If there is one cultural trait that every successful leader will vouch for, it’s prioritizing learning and development among employees. This not only promotes innovative thinking and creativity but also improves the agility of the business to sustain itself in today’s increasingly complex and constantly changing business environment.
7. Collaboration and teamwork
Do you encourage your employees to work cross-functionally, across teams? Are there clear definitions of ownership to work in a cross-functional environment?
Nurturing teamwork, team morale, and collaboration is a part of organizational culture that values employees working together to achieve organizational goals. Organizations that build a culture of teamwork believe that planning, thinking, and decision making happen better when done collectively rather than individually.

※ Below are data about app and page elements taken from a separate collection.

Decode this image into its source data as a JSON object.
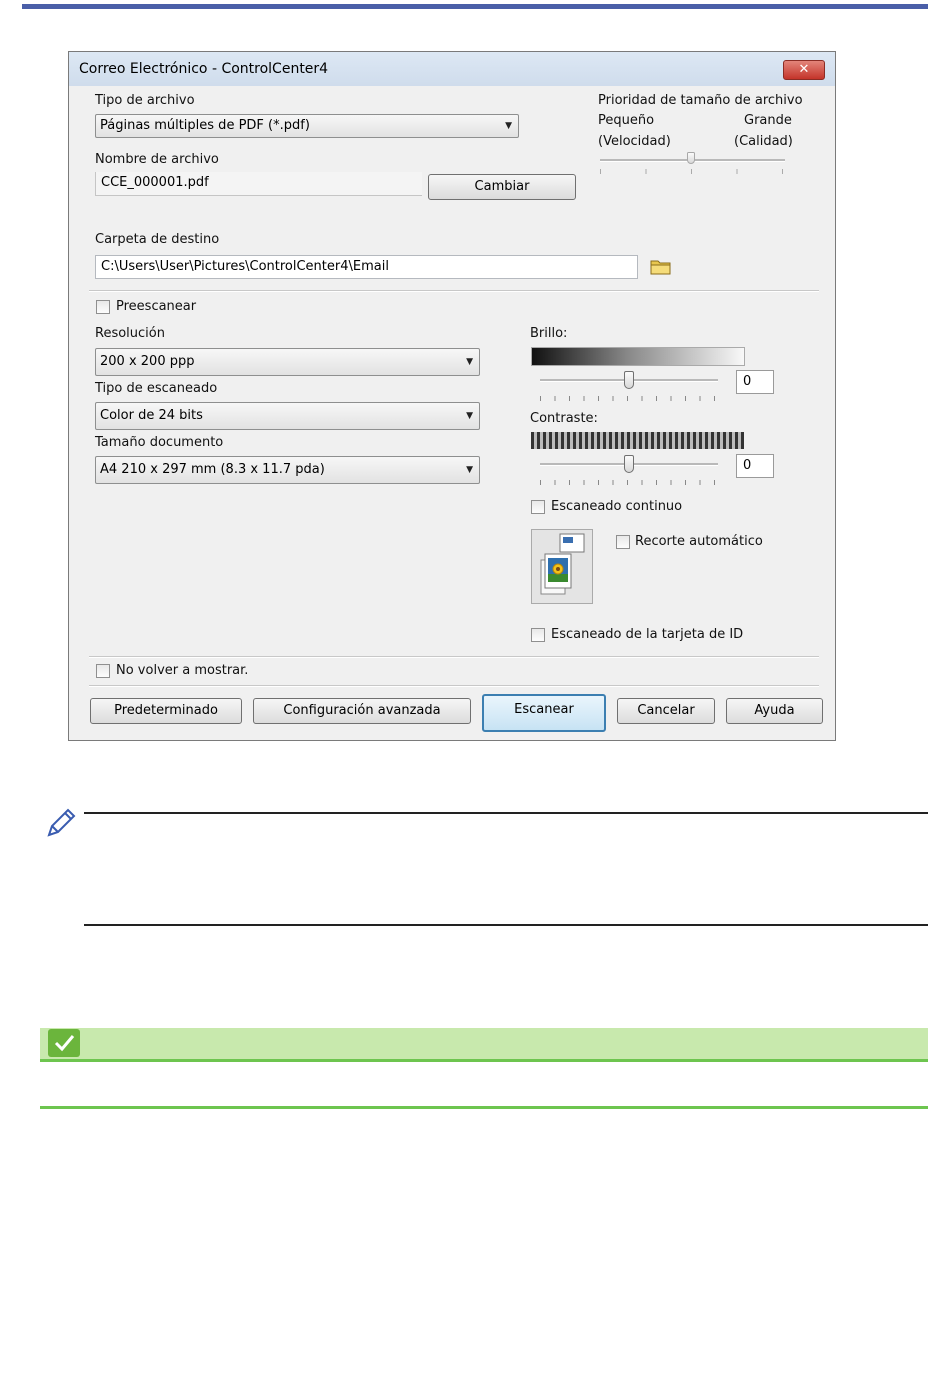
{
  "dialog": {
    "title": "Correo Electrónico - ControlCenter4",
    "close_icon": "close-icon"
  },
  "file_type": {
    "label": "Tipo de archivo",
    "value": "Páginas múltiples de PDF (*.pdf)"
  },
  "file_size_priority": {
    "label": "Prioridad de tamaño de archivo",
    "small": "Pequeño",
    "large": "Grande",
    "speed": "(Velocidad)",
    "quality": "(Calidad)",
    "level": 0.5
  },
  "file_name": {
    "label": "Nombre de archivo",
    "value": "CCE_000001.pdf",
    "change_button": "Cambiar"
  },
  "destination": {
    "label": "Carpeta de destino",
    "value": "C:\\Users\\User\\Pictures\\ControlCenter4\\Email",
    "folder_icon": "folder-icon"
  },
  "prescan": {
    "label": "Preescanear",
    "checked": false
  },
  "resolution": {
    "label": "Resolución",
    "value": "200 x 200 ppp"
  },
  "scan_type": {
    "label": "Tipo de escaneado",
    "value": "Color de 24 bits"
  },
  "doc_size": {
    "label": "Tamaño documento",
    "value": "A4 210 x 297 mm (8.3 x 11.7 pda)"
  },
  "brightness": {
    "label": "Brillo:",
    "value": "0",
    "level": 0.5
  },
  "contrast": {
    "label": "Contraste:",
    "value": "0",
    "level": 0.5
  },
  "continuous_scan": {
    "label": "Escaneado continuo",
    "checked": false
  },
  "auto_crop": {
    "label": "Recorte automático",
    "checked": false,
    "icon": "auto-crop-illustration-icon"
  },
  "id_card_scan": {
    "label": "Escaneado de la tarjeta de ID",
    "checked": false
  },
  "dont_show": {
    "label": "No volver a mostrar.",
    "checked": false
  },
  "buttons": {
    "default": "Predeterminado",
    "advanced": "Configuración avanzada",
    "scan": "Escanear",
    "cancel": "Cancelar",
    "help": "Ayuda"
  },
  "colors": {
    "top_bar": "#4a5fa8",
    "note_green_bar": "#c8e9ad",
    "note_green_line": "#6dc54f",
    "check_green": "#6bb53c"
  },
  "icons": {
    "note": "pencil-icon",
    "related": "checkmark-icon"
  }
}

Making collaboration and teamwork a part of your organization's culture requires buy-in from all employees. Implementing a plan that lays out the various dynamics of collaboration, ownership, teamwork, and regularly encouraging and rewarding teamwork can help make the concept part of your company's culture.
These are only some of the indicative aspects of what forms organizational culture. Understanding and improvising the culture within your organization can be vital to driving success.
By understanding the iceberg theory of culture, we can get to the root causes of problems in the company and transform human behaviour on a large scale. Organizational culture has an immense impact on employee engagement, productivity, performance, and overall experience.
Understanding the nuances of organizational culture can empower you to improve overall organizational performance. Though only a tiny part of the culture is reflected above the surface for people to perceive it, the deeper values and beliefs can profoundly drive the organization towards success.
Leadership behaviour, beliefs, and actions play a crucial role in influencing culture within the organization and driving the organizational strategies.
When strategy-culture-leadership are in sync, we see organizations where:
- Employees understand how the leadership expects them to respond to a particular situation,
- Employees genuinely believe that the expected response is the right approach, and
- Employees are sure they will be appreciated for demonstrating organizational values and beliefs.